When to Use the Marital Deduction in DC

Using the marital deduction is one way that DC estate and trust attorneys plan for estate taxes. A DC marital deduction is often used to build in provisions into either a last will and testament or into a revocable living trust that maximizes the first spouse to die’s marital deduction.

Using The Marital Deduction

If a married couple – who are both US citizens – have joint marital assets of $3 million, there is the option to include provisions that provide for disclaimer planning.  Disclaimer planning typically provides for the surviving spouse to receive the assets at the death of the first spouse, outright and free of trust.  However, if the surviving spouse chooses to disclaim any portion or percentage of his or her inheritance, the disclaimed assets would be used to fund a trust for the surviving spouse’s benefit.  This type of a trust is often referred to as a bypass trust.  Often, this allows for the option to maximize the use of DC estate tax exemption at the death of the first spouse, so that the surviving spouse’s estate tax liability is minimized.

Often, the marital deduction is used to defer taxes from the death of the first spouse to the death of the second spouse but is used as part of an overall comprehensive plan to minimize the estate tax liability for a married couple.

Maximizing the Marital Deduction

Determining the amount of assets to disclaim at the death of the first spouse is done on a case by case basis. At the death of the first spouse, all of the assets are valued, and an estate planning attorney, sometimes in conjunction with the family’s accountant will review the value of the assets, the current financial needs of the surviving spouse, and the current tax laws to determine what options are available for post-mortem planning that may allow for minimizing the couple’s combined estate tax liability.

Generally, there are several ways that assets can qualify for a marital deduction and there are several ways to pass the property on so that it does qualify for a marital deduction.

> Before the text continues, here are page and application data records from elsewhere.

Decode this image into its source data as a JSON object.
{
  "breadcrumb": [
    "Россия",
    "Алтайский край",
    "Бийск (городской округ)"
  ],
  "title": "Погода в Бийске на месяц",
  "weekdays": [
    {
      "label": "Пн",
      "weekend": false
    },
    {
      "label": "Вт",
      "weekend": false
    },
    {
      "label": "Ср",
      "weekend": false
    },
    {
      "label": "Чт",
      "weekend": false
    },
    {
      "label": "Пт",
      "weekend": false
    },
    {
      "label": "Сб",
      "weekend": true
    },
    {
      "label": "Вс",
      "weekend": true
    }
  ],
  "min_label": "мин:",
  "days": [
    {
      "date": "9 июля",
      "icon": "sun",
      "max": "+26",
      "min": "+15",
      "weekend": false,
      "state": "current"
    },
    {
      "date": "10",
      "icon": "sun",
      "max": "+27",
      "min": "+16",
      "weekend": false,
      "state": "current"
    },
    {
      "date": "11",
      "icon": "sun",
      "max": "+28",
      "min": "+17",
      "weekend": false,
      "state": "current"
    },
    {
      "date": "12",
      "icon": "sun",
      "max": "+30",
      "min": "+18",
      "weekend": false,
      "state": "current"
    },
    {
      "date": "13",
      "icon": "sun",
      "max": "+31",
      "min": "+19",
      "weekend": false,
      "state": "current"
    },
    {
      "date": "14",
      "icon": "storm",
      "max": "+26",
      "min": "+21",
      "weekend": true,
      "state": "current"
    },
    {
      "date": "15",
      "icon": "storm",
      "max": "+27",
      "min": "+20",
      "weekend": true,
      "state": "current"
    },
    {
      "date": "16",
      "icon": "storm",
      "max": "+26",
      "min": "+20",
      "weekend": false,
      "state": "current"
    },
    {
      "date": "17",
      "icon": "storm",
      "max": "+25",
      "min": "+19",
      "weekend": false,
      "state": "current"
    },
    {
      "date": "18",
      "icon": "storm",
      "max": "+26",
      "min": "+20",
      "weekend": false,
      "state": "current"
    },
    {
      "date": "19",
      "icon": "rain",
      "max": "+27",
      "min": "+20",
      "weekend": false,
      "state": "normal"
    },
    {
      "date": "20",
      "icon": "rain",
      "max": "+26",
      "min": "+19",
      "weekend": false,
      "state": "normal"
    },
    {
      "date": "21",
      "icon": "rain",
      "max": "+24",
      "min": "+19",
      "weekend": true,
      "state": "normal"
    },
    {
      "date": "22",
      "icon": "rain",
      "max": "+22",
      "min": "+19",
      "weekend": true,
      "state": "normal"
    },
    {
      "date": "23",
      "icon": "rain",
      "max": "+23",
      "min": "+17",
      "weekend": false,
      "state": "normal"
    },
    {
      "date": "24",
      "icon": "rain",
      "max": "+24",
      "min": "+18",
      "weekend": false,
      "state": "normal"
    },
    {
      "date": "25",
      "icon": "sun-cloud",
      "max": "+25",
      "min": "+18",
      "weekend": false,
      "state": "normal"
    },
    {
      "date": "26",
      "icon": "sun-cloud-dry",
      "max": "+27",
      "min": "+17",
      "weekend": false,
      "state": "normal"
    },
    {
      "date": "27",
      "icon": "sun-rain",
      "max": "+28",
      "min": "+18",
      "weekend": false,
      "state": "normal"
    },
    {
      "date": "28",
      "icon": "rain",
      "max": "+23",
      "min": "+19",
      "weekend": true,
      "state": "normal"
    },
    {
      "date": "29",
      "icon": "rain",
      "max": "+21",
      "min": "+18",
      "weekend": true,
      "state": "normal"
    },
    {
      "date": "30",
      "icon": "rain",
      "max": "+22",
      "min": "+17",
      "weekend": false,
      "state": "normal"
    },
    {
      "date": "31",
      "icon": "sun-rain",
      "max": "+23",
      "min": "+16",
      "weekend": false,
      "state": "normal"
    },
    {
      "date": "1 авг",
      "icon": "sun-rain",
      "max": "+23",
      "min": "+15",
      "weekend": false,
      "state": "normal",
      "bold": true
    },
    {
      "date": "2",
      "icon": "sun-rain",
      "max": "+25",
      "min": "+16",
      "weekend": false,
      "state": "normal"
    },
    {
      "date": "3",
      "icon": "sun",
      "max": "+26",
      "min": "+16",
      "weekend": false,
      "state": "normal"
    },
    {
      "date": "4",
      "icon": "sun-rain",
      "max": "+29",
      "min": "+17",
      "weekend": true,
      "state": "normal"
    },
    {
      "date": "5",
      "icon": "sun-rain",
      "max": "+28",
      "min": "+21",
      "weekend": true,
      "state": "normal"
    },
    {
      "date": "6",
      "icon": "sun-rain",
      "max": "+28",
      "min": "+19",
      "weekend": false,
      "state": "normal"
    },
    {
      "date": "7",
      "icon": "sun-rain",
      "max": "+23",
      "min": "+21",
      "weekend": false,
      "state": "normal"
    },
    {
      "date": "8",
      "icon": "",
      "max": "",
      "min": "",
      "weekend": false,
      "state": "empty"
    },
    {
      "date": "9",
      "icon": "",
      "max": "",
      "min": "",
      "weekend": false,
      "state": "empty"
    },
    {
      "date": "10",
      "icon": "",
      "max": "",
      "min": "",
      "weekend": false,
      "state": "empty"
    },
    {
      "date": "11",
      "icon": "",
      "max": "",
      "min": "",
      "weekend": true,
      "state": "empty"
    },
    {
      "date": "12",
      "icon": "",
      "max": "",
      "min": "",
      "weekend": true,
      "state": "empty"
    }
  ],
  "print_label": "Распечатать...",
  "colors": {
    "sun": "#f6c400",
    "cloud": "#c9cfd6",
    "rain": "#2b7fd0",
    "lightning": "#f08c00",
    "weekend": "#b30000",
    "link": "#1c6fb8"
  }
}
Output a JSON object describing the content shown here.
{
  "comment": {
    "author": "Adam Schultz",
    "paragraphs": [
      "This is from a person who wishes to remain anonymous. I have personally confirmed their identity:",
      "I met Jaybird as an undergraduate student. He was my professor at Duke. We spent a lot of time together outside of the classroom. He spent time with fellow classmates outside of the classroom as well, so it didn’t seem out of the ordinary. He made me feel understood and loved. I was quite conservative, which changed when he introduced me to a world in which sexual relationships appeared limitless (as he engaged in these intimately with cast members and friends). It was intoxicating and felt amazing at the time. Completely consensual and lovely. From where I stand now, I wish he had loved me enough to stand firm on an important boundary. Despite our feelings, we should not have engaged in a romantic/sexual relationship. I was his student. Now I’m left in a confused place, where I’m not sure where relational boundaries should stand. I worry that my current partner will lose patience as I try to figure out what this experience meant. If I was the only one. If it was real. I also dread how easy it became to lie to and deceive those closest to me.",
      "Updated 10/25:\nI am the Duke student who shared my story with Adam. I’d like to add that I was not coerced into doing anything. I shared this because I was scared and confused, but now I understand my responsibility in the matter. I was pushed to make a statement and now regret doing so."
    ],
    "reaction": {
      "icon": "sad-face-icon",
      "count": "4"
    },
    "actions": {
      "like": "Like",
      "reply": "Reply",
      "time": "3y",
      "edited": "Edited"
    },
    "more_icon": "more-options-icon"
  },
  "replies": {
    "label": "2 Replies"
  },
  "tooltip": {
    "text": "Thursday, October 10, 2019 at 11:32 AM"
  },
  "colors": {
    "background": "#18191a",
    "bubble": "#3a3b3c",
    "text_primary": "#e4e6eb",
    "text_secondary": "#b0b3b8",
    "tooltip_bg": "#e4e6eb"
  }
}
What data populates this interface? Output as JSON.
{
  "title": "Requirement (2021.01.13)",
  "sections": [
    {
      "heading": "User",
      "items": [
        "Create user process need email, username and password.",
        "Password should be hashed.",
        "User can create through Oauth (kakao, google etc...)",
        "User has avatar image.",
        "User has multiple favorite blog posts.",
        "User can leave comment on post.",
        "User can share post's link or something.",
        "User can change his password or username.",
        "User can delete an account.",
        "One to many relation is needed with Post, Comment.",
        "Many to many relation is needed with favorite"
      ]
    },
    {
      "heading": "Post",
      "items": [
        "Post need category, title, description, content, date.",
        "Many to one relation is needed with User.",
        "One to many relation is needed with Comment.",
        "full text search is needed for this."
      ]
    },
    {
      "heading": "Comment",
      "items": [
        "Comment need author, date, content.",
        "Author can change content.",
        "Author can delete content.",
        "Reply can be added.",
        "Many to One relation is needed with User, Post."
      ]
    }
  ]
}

A trust and estates attorney can draft a document or several documents that allow for maximizing marital deduction and for maximizing the use of each spouse’s estate tax exemption. What those clauses are will be dependent on what the needs and the goals of the client are, as well as what his or her overall nature and titling of the couple’s assets are.